The most common mistake people make is doing nothing. Failing to have a will or trust created takes away the power of a person to leave their property to those they wish. Instead, the property will be distributed by state law rather than the decedent.
Another common mistake is failing to address disability. Many people anticipate and plan for death, but disability can create equally difficult problems for others. Loved ones may not have access to financial accounts or have power to authorize medical treatment. Powers of attorney or healthcare proxies will provide power for those authorized to make financial or healthcare decisions for a disabled person. Without these documents, a costly guardianship or conservatorship may be required. Both of these procedures require an expensive and timely court proceeding to be initiated.
When people have a will prepared, many assume that the directions in the will cover all of their property. This is a mistaken assumption. Certain property, such as retirement accounts and life insurance, have specific beneficiaries. Directions in the will do not override a valid statement of beneficiary. If real estate is held jointly with another person, it normally goes to the surviving joint tenant, even if the will states otherwise.

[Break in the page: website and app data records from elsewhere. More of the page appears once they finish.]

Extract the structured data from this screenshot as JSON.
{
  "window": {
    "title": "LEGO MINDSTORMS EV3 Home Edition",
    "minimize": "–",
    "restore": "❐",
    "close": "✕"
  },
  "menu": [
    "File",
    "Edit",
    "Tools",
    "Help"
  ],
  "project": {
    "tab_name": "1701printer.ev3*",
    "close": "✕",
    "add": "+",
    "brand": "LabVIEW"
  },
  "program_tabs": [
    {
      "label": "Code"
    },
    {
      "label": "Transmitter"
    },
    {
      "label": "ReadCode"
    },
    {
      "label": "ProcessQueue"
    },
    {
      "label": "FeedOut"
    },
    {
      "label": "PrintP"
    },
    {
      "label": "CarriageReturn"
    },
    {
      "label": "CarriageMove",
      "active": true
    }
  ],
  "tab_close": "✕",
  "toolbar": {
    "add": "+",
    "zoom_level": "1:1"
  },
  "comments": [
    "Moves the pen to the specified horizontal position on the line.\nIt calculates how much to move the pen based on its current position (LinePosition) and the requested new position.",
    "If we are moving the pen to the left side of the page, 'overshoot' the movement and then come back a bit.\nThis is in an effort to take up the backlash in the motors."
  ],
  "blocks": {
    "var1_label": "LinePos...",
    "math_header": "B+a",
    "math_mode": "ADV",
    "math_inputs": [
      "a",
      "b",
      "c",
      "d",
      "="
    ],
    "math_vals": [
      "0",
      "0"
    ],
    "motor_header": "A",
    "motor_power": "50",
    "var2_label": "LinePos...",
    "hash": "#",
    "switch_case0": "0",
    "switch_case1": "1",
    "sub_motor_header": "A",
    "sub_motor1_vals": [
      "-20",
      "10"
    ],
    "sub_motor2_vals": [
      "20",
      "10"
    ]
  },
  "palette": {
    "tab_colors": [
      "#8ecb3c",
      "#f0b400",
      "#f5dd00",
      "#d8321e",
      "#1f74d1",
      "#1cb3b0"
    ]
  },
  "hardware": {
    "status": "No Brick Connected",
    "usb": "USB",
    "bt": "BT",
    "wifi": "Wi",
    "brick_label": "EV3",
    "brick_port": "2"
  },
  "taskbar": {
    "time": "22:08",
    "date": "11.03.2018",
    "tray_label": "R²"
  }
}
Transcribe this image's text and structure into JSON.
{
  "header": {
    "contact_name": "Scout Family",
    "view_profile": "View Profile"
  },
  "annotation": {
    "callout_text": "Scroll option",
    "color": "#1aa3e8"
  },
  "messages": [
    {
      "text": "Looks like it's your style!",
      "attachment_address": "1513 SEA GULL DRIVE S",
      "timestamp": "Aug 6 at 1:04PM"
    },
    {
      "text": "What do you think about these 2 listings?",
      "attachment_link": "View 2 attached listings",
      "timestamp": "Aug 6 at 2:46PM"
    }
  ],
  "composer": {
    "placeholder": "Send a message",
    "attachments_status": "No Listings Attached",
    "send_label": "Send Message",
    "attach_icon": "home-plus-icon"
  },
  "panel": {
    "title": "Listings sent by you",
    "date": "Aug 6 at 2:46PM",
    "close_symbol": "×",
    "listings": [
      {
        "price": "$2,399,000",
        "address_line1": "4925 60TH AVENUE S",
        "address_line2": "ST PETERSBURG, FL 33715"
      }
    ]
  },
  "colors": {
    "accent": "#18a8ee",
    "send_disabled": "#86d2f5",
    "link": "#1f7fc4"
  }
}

Though printed forms are popular, they can also be a dangerous method of estate planning. The form may not conform to state law and therefore be invalid. If invalid, the wishes of the decedent may not be followed. In other cases, a necessary document might be overlooked and not prepared. Because of their familiarity with succession laws and the documents required to fulfill a person's wishes, choosing a qualified estate attorney is an important part of estate planning.